The characteristics I see (which I would like to have more of) are charity and gratitude. You can see that she had charity because "she loved everybody," she was interested in the well-being of those around her, and because she proactively looked for people's merits. It is clearly stated that she had a "grateful spirit," but since she viewed herself as being "fortunate" and "surrounded with blessings" it is even more evident that this was a profound factor in her personality. Gratitude causes us to feel happiness, joyfulness, and appreciation. I think that a lot of other positive feelings about both ourselves and others spring from having gratitude. I was to be more like the (imaginary) Miss Bates. I need to be more grateful and cheerful.

I also think that to be "a great talker upon little matters" is a valuable skill. Small talk and chit chat are important to being social, especially when you are first becoming acquainted with someone new, but they are sometimes hard for me because I don't really think about interesting things to talk about.
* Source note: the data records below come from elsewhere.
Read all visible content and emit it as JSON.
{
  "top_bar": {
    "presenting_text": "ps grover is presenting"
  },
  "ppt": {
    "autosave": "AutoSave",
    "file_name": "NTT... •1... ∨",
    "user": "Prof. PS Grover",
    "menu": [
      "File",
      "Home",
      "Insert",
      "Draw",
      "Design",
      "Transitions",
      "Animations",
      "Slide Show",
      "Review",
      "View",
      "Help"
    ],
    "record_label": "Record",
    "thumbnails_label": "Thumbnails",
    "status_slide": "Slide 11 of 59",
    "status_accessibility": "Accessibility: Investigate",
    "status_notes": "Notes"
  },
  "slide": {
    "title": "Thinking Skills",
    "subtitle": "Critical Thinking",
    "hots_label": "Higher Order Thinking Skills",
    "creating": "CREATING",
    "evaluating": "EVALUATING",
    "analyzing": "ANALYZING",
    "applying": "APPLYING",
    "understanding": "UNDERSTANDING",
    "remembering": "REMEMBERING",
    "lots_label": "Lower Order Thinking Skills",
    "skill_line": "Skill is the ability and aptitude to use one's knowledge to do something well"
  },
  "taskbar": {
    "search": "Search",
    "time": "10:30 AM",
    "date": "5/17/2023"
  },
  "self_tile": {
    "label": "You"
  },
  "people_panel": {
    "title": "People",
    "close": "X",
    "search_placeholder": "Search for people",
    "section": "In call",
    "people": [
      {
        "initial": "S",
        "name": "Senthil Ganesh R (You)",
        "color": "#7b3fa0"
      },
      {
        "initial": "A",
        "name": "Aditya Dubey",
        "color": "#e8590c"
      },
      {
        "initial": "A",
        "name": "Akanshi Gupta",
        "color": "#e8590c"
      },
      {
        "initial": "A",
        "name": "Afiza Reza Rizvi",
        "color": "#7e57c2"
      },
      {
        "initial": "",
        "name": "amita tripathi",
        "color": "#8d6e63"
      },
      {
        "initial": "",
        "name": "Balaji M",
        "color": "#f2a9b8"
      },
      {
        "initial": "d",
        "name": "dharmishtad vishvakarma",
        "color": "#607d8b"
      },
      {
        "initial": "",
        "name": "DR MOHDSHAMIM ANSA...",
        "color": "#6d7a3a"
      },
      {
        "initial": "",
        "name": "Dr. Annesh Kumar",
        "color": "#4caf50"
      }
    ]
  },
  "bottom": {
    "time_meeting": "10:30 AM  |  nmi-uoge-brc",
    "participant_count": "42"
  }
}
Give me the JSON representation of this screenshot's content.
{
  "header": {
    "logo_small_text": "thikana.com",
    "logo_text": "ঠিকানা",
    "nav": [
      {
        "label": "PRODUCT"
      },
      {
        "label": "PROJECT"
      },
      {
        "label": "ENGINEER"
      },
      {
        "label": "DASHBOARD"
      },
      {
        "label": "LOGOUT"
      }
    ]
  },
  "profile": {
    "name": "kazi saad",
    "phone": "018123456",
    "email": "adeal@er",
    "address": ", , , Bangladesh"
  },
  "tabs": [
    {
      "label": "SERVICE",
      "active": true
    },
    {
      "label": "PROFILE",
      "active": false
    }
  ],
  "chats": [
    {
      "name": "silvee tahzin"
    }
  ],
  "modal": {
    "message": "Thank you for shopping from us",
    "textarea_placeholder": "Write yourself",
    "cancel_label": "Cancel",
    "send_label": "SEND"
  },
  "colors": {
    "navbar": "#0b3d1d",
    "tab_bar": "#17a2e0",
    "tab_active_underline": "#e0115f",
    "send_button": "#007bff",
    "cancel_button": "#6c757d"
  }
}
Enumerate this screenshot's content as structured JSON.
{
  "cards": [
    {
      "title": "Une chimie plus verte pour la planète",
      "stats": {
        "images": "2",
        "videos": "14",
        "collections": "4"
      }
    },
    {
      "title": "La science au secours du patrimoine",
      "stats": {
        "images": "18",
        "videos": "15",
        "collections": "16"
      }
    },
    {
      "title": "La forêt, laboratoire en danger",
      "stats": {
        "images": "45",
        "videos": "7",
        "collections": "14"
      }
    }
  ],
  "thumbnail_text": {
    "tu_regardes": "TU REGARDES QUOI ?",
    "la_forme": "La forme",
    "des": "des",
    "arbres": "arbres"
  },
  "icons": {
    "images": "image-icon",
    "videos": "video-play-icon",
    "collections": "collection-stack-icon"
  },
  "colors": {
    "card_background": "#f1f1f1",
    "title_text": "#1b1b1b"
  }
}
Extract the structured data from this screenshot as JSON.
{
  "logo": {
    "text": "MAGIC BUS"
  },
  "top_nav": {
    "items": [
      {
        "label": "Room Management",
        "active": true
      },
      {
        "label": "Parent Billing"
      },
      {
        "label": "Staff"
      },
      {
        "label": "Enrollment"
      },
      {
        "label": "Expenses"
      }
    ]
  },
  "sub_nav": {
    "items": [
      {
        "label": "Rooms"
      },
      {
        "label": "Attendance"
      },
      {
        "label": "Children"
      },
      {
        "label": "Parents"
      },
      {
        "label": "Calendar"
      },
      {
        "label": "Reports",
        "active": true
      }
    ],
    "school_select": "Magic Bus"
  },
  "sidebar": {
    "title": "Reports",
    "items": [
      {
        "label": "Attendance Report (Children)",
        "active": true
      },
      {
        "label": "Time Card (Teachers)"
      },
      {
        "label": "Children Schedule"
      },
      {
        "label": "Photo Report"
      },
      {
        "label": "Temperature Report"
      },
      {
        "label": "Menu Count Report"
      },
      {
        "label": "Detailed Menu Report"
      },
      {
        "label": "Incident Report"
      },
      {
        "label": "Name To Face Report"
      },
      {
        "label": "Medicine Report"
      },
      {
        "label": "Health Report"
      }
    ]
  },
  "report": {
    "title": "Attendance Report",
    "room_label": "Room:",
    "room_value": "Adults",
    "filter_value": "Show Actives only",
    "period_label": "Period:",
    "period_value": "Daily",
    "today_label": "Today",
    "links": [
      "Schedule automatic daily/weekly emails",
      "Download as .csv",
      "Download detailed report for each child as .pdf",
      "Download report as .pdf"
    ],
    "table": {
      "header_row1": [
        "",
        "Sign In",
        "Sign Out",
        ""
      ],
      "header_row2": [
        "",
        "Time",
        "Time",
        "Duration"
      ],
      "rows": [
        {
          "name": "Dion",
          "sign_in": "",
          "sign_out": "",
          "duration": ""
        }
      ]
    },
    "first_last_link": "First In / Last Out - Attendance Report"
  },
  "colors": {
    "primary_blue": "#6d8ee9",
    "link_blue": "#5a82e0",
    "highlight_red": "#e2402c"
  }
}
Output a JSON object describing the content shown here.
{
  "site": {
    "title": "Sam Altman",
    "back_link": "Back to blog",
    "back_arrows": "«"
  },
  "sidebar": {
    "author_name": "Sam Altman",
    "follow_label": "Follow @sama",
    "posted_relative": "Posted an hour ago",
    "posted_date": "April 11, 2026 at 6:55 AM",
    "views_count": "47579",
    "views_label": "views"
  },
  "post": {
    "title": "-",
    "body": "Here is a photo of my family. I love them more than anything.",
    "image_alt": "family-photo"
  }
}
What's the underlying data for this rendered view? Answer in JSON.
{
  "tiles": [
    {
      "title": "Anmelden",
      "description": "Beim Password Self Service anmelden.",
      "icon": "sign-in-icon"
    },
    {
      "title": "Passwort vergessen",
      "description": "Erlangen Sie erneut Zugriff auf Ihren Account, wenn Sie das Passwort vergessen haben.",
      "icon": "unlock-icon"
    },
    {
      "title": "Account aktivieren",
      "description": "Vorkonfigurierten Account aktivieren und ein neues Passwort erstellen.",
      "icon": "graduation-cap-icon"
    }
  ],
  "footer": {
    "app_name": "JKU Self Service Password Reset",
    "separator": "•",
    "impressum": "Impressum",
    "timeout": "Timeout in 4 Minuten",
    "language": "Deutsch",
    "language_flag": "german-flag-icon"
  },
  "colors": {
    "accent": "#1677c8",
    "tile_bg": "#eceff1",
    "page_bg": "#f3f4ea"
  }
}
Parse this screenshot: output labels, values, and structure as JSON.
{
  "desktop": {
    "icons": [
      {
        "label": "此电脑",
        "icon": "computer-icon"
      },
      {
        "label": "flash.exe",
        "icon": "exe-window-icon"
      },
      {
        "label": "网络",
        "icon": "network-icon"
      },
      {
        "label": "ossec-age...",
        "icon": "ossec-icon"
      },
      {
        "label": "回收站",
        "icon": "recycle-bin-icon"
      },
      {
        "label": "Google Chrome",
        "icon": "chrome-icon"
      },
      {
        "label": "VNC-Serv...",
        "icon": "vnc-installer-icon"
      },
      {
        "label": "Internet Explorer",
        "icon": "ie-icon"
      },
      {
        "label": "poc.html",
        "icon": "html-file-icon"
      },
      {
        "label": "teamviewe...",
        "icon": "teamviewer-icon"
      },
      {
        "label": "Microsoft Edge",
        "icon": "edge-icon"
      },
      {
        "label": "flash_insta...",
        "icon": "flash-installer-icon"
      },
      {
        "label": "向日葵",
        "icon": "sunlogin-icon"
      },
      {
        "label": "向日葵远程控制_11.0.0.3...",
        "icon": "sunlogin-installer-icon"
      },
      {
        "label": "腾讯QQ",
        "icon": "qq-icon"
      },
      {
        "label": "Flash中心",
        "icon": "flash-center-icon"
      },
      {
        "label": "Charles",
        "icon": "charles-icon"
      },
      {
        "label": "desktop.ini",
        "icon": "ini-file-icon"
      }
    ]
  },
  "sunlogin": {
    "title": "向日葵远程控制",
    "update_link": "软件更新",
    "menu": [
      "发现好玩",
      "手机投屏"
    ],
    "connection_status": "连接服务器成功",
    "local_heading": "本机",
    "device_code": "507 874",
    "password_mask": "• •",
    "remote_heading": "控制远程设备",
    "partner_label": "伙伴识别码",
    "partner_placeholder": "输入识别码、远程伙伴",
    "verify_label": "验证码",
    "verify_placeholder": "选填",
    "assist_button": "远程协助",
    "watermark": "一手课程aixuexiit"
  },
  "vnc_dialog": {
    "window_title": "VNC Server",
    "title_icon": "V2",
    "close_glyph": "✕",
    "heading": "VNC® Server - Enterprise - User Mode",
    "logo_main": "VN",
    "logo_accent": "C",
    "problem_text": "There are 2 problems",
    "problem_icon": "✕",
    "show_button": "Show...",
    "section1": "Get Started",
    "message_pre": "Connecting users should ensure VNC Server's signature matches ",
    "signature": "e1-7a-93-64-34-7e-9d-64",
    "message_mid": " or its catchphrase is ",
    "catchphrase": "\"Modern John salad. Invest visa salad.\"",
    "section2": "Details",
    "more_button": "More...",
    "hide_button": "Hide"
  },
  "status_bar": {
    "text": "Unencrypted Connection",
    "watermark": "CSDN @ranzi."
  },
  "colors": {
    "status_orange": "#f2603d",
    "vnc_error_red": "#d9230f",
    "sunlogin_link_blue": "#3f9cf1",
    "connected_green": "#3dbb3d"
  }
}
Thursday, March 05, 2009

Giveaway at Homespun Light

I've just started to figure out how blog Giveaways work! Homespun Light is currently doing giving away a copy of Princess of the Midnight Ball by Jessica Day George. You can enter the drawing for the book by going to this page and posting a comment anytime before midnight on March 12th. (Directions for extra entries are explained in the body of the post.)

The cover art is so scrumptious that I think it is enough to make anyone want the book. (Maybe to frame by your bed and pretend you're her?) But if you need to be convinced you want it, Homespun Light wrote a review and synopsis post that will make you want it even more (if you're like me).

Do you think I could get Lost Boy to let me read it to him?

Tuesday, March 03, 2009

Current Crochet Projects

I have a few crochet projects that I've been working on for a long time. But it seems that the only projects I can reliably finish are humanitarian aid ones. I decided to learn to crochet in 2004 when the church was collecting hand made leper bandages. My very first crochet project (which I finished!) was a leper bandage. In 2008 my ward made hats for newborns in countries where new babies have really low birthrates during Save the Children's Knit One Save One campaign. I crocheted four or five little hats. All my other projects are still undone, or were adjusted (an afghan turned into a scarf for a friend).

Since I now know how to crochet little hats, I started to make one for a friend's brand new baby. But since Baby M. isn't underweight I decided to experiment with adjusting the "recipe" to make a bigger hat. I think I made it too big. The project is temporarily suspended until I find out how big around Baby M.'s head is so I can decide whether to go ahead, or to go back.

Meanwhile, I picked up a long abandoned project and made it past the spot where I've been stuck for the past year. I can tell that my skill has improved since I last worked on this project. I can even count stitches now! (Except when I'm talking or listenining.)

Disqus for a home for my heart